When Russell Martin got back in action Tuesday, it marked the end of a weeklong stretch during which the Pirates' bench was short-handed practically every day.
It is not always immediately clear whether a player needs to go on the disabled list. An injury can be bad enough that he'll definitely be out a few days, but 15 days might be more down time than is necessary.
“The entire process is really frustrating,” Neil Walker said. “It puts a lot of pressure on a lot of people. You've got to do what's right for the team and yourself at the same time.”
How long can a team carry a player before his iffy status becomes too much of a problem? That's the quandary manager Clint Hurdle found himself in recently because of injuries to Walker (hand laceration) and Martin (stiff neck). Walker wound up on the DL; Martin didn't.
“For a normal (everyday) player, I try to give it five days max,” Hurdle said. “This is the first time I've gone with one catcher basically for a week.”
Martin was scratched from the lineup May 7 after his neck locked up during pregame warmups. He played two days later, but the pain flared up again.
“You can play through some soreness,” Martin said. “But when you're playing a position where there can be contact, you want your neck to feel like it can support your head.”
Although the club did not make it public at the time, Martin was not cleared to play the final three games of the series against the New York Mets. He also sat out Monday's game against the Milwaukee Brewers.
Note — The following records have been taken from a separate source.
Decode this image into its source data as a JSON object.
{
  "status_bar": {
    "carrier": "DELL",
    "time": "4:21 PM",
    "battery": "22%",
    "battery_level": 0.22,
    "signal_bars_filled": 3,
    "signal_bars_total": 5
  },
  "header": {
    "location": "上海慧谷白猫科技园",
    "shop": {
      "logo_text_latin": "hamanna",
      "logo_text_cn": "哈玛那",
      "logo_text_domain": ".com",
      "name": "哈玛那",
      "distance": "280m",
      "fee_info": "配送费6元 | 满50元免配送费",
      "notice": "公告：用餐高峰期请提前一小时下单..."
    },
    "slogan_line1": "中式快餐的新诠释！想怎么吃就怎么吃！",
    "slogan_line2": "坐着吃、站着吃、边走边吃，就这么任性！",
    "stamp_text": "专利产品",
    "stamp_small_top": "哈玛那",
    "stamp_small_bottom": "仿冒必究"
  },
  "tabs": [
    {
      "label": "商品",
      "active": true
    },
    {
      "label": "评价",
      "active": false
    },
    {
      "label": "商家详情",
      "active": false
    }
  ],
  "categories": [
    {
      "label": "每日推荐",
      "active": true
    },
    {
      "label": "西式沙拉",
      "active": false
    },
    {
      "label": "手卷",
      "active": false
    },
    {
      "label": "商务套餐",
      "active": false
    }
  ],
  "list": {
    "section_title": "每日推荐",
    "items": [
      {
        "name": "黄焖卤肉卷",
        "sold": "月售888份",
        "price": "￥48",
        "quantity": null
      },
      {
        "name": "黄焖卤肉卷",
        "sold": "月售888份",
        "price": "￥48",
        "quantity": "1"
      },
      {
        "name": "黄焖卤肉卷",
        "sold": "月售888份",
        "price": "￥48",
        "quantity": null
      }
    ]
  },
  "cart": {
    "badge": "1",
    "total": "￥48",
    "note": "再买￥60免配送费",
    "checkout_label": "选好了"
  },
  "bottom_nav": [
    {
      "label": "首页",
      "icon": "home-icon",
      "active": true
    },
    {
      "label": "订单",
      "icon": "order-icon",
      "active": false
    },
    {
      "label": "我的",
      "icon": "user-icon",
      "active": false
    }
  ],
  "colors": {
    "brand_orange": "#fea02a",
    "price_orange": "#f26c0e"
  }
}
“They kind of gave me an extra day (Monday) to make sure I was ready,” Martin said. “I don't have 100 percent range of motion, but there's no soreness. I don't feel like I've got to be cautious out there.”
Michael McKenry started six games while Martin was out. Tony Sanchez was brought up from Triple-A Indianapolis on Saturday to be on the “taxi squad” in case another setback put Martin on the DL. Martin recovered, and Sanchez went back to the minors without being activated.
Walker was spiked on his hand April 26 in St. Louis but did not go on the DL until May 3. The Pirates had a four-man bench for five games while he was in limbo.
“If you can compete and you're not putting yourself in any more jeopardy, you try to do it,” Walker said. “But if you're hurting the team — as a National League team, you know you're gonna use your bench — you've got to do what's right. It's not easy.”
Through Monday, opponents had run off 21 straight successful stolen bases against the Pirates. Sixteen of those thefts came with McKenry behind the plate, including six in Monday's game.
“On anything but a slide step, they were going,” Hurdle said. “We had some shots to throw some people out, and we were unable to convert on the back end of it. A.J. (Burnett) gave it everything he had, but Mac wasn't able to make the proper adjustments.”
It was only the 10th time in franchise history the Brewers swiped six or more bags in a game. But it was the second time they did it in their past four games at PNC Park. The Brewers stole seven bases Sept. 18, 2012. The Pirates' battery that day was Burnett and Rod Barajas.
Closer Jason Grilli turned a few heads Tuesday by hanging a furry, full-body Chewbacca costume in his locker.
“It's the one thing I wanted when I signed my contract,” joked Grilli. “Russ Martin bought it for me. It's great, just ... awesome.”
The costume is a replica of the one worn by actor Peter Mayhew in the “Star Wars” movies. Grilli, 36, is a self-described “child of the '80s” and longtime “Star Wars” devotee. When he was pitching in the minors in 2005, a “Star Wars” fanfest came to Indianapolis. Grilli and some of his teammates went in through a back door.
“We didn't have tickets, so we sneaked in,” Grilli said.